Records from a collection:
________
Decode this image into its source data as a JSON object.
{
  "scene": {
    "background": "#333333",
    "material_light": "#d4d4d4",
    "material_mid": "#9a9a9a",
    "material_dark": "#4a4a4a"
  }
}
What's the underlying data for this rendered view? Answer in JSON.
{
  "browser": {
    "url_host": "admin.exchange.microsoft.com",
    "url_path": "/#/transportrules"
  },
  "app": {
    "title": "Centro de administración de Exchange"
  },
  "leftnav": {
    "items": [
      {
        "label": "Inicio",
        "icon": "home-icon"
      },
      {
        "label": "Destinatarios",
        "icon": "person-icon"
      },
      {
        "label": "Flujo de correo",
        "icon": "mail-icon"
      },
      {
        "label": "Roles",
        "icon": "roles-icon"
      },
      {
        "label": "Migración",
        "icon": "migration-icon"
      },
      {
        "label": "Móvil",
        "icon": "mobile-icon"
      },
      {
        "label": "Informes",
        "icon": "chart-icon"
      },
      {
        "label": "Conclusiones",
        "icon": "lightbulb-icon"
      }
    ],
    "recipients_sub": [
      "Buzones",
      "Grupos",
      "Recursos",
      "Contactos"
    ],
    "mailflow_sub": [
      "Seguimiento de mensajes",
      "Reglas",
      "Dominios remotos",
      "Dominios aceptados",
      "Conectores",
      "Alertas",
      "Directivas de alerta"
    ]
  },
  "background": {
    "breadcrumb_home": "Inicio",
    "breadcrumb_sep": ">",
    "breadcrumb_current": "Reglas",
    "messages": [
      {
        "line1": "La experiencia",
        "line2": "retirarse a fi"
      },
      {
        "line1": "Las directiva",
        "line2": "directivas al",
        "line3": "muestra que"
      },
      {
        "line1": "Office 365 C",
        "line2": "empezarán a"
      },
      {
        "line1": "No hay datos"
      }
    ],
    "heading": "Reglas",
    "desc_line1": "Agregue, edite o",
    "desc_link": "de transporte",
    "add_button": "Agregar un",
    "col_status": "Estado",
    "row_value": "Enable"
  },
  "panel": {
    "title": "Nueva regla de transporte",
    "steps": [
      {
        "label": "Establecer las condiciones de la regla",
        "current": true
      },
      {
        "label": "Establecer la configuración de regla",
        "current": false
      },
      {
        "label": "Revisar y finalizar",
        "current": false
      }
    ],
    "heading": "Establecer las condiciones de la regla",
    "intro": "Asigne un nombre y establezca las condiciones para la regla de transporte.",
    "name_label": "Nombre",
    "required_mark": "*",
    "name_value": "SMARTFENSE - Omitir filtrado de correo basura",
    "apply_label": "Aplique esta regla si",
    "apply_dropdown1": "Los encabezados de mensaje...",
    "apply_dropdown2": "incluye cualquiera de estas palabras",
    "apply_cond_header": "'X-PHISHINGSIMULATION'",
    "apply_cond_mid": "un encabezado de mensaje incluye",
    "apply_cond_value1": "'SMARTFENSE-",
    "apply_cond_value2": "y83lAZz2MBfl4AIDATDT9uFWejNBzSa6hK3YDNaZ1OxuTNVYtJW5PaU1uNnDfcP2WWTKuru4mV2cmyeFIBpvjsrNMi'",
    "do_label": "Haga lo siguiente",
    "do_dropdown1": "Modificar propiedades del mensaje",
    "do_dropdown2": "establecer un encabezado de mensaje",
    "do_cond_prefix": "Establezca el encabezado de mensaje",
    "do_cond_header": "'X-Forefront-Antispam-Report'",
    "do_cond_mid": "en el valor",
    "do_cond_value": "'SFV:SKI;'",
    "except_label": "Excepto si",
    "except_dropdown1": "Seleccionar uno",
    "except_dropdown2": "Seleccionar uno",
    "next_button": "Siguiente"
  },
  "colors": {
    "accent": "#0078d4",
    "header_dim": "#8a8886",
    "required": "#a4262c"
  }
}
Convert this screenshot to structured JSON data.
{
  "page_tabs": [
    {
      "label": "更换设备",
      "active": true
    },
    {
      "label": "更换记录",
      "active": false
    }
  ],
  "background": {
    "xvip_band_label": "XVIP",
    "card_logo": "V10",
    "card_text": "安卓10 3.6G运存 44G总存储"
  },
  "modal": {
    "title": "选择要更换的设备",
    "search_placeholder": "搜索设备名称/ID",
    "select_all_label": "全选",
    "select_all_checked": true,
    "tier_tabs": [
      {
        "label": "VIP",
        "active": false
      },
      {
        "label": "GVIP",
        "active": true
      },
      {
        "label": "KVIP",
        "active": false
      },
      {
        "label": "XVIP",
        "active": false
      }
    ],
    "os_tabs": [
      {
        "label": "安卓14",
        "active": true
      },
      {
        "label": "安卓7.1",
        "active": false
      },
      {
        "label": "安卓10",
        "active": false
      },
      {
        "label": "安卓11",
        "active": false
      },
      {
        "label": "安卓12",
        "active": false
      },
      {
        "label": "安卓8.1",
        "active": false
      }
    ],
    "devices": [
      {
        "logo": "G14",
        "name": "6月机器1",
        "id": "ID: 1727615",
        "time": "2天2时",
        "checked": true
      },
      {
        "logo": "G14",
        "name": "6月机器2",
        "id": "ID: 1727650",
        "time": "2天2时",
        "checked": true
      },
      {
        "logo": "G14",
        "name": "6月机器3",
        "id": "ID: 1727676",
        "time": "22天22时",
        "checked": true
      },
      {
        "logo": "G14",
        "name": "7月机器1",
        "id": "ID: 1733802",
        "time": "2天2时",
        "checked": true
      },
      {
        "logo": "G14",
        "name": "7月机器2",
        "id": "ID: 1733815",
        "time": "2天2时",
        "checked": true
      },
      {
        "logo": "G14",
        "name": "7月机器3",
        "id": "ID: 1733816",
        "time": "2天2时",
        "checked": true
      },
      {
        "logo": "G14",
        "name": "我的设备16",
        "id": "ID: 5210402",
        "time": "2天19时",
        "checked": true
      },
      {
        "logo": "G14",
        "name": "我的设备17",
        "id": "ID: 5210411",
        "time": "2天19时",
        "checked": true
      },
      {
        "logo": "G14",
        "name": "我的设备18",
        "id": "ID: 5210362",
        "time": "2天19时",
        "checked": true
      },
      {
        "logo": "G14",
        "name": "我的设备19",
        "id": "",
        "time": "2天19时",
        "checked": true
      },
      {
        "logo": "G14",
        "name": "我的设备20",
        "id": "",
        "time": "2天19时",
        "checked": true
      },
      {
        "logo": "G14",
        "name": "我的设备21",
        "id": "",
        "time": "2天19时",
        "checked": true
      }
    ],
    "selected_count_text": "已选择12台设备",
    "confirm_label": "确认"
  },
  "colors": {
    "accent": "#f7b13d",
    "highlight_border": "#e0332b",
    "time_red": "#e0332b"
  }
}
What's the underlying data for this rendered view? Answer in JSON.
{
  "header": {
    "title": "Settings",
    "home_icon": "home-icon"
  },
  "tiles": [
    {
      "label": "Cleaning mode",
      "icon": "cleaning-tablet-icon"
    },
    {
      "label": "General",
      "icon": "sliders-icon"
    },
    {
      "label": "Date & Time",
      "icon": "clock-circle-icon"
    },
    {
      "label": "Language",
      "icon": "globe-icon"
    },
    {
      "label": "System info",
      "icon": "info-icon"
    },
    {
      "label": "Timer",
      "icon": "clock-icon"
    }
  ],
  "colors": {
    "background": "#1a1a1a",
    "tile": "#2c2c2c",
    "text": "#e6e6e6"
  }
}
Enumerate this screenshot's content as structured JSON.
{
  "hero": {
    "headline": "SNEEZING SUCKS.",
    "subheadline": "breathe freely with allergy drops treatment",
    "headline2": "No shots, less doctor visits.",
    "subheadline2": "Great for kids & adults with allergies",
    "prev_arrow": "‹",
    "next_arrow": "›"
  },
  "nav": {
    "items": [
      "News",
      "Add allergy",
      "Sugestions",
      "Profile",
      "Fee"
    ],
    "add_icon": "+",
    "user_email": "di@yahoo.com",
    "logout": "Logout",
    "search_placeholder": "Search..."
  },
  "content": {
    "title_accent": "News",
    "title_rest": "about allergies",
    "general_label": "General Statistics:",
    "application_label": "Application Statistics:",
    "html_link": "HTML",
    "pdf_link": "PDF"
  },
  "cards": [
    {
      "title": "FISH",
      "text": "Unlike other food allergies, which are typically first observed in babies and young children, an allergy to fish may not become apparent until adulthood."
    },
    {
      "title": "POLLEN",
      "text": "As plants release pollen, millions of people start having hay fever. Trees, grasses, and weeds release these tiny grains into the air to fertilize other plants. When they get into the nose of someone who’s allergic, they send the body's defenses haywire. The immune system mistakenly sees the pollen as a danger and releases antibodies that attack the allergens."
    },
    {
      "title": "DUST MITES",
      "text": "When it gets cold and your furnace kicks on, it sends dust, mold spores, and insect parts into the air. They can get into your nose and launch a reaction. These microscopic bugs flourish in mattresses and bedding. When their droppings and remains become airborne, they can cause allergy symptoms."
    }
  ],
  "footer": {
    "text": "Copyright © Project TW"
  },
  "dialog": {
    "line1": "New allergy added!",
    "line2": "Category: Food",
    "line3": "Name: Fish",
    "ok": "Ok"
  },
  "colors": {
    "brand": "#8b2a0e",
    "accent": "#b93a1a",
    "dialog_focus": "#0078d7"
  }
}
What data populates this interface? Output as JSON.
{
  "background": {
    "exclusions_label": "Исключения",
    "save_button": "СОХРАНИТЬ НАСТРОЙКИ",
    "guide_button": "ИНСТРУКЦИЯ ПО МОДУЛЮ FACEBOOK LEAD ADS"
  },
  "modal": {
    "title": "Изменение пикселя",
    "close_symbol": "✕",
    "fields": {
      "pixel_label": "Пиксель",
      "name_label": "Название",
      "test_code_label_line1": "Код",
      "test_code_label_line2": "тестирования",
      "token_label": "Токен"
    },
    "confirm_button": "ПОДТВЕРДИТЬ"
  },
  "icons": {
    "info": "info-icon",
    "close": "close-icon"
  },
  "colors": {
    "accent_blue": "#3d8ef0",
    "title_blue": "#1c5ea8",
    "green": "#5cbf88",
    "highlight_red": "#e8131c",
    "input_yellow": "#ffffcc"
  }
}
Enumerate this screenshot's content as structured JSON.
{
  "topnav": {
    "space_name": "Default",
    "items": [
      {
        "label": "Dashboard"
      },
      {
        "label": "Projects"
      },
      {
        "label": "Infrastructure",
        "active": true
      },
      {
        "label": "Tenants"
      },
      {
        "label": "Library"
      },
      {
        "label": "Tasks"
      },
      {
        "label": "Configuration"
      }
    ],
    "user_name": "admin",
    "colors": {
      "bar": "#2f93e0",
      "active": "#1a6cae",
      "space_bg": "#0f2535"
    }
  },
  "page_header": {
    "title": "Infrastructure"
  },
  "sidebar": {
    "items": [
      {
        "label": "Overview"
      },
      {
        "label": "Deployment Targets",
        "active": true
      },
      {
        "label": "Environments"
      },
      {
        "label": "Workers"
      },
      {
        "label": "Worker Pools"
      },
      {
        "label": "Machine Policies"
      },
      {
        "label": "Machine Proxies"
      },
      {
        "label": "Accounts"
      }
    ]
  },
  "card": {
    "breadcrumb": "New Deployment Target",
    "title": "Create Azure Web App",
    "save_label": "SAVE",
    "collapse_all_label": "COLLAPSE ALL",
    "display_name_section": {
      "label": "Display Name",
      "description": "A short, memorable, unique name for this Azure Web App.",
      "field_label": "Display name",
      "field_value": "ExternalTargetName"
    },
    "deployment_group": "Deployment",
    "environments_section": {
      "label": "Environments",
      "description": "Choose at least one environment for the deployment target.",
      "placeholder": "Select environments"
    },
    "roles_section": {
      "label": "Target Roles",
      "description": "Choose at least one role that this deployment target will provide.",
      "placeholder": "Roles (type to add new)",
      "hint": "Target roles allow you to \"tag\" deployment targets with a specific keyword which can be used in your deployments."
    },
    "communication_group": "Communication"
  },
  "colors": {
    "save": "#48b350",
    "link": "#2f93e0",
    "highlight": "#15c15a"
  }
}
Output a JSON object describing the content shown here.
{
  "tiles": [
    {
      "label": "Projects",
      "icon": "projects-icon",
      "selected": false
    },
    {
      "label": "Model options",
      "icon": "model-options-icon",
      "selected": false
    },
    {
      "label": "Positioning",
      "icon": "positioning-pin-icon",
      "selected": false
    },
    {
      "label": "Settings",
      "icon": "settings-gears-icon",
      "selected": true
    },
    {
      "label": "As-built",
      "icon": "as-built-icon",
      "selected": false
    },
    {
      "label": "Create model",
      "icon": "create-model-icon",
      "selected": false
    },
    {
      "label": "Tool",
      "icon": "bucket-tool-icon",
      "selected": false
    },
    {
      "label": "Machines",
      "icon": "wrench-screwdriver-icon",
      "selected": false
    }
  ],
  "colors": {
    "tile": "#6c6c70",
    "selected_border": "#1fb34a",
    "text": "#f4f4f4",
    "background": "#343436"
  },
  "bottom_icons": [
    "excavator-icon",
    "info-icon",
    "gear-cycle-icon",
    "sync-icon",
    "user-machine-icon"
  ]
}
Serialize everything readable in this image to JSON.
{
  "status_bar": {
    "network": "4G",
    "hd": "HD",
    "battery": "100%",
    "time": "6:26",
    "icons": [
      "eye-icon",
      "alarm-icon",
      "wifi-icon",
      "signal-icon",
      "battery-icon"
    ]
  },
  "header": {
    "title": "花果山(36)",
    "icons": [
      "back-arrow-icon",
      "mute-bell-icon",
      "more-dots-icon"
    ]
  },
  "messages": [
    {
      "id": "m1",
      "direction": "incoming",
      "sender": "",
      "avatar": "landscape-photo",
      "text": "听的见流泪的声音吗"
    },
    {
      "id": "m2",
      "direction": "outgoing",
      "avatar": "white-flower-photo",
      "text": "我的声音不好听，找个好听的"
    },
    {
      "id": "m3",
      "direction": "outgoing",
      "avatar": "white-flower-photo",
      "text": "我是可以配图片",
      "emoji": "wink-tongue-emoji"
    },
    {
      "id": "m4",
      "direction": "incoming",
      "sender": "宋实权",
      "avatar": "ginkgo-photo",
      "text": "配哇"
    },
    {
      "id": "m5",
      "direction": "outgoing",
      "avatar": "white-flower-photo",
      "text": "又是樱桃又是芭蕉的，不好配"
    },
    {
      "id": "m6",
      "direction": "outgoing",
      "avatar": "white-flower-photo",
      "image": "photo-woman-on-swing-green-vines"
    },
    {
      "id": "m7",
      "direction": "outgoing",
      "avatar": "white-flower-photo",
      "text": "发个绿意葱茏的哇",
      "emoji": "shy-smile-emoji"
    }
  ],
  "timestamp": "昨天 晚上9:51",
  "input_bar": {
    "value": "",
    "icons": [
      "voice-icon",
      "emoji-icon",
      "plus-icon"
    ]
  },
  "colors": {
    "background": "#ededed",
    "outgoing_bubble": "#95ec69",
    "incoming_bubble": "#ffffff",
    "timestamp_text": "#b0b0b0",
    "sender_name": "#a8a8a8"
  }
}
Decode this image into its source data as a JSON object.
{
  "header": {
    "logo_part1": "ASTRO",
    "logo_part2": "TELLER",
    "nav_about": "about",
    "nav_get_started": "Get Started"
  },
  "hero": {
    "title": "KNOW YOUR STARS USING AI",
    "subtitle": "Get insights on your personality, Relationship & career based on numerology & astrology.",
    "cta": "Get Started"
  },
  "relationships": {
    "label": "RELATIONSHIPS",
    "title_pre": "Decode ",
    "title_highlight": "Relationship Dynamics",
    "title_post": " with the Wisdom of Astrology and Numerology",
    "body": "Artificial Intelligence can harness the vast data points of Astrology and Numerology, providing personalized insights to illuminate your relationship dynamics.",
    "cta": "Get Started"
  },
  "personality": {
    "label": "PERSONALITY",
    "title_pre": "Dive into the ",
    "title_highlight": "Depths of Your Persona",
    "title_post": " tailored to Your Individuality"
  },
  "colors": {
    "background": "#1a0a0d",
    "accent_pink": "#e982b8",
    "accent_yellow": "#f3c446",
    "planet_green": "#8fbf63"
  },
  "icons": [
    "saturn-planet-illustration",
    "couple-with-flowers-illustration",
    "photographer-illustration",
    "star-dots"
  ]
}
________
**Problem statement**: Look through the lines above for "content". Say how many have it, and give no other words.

**Result of this exercise**: 4